  • … Administrative Cost.  There is an administrative burden in managing profits interests, which increases exponentially with the number of different times the company wants to make a grant.  Following each date of a grant, the LLC must determine the value of the entity at the time of each grant of a profits interest. This is best done using a third-party valuation firm, as a corporation may do for its 409A valuations. The LLC also usually will need to account for unrealized appreciation in the LLC as of each grant date by adjusting the existing members’ capital accounts or allocation rights to ensure that the recipient of the profits interest does not inadvertently share in any pre-grant value in the LLC; the LLC generally will need to either (i) “book up” the capital accounts of the existing members in the LLC in the amount of the unrealized appreciation as of the date of the grant, or, alternatively, (ii) the company and its members may elect to amend the LLC’s operating agreement to provide for a special allocation of that pre‑grant unrealized appreciation among its existing members (“Capital Account Adjustment”). Without these Capital Account Adjustments, the intended economic deal could be frustrated.  For example, upon the LLC’s subsequent realization of unrealized gain lurking within the LLC, such as upon a sale of some of its assets having unrealized appreciation at the time the profits interests were granted.  , could be allocated to the profits interest member, effectively giving that member an interest in the value of the LLC that existed prior to their grant. Such an allocation to the profits interest member would have substantially different tax implications; it would be a capital interest in the existing value of the company rather than a profits interest. Receipt of a capital interest shifts existing value from the existing members to the new member, which is immediately subject to tax as compensation and at ordinary income tax rates.

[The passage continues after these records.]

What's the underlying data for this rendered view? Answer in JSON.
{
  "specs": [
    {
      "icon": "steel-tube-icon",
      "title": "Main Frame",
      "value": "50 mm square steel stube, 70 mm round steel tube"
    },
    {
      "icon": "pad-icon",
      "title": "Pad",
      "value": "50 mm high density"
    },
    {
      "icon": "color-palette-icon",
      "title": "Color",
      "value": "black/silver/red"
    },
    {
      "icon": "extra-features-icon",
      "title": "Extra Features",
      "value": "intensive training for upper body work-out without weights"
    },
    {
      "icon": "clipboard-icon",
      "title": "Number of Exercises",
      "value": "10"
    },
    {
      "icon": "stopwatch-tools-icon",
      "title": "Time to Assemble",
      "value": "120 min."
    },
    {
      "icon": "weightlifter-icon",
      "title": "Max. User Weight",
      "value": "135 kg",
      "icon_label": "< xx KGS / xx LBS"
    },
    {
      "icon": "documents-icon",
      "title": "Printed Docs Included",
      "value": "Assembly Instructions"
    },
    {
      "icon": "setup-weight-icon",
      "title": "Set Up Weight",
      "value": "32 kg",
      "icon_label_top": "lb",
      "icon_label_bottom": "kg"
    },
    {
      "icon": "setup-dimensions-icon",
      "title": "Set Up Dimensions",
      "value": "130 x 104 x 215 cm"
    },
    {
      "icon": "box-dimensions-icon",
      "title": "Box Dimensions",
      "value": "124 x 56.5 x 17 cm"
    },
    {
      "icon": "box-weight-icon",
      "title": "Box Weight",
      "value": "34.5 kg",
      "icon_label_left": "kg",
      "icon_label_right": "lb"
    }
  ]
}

  • Due to the above complexity with valuations and capital accounting, LLCs should avoid issuing profits interests on more than a few occasions because tracking the multiple valuation dates and making the necessary Capital Account Adjustments can quickly become an accounting nightmare.

 ​2007   The Use of LLC Profits Interests as Management Incentives in Buyouts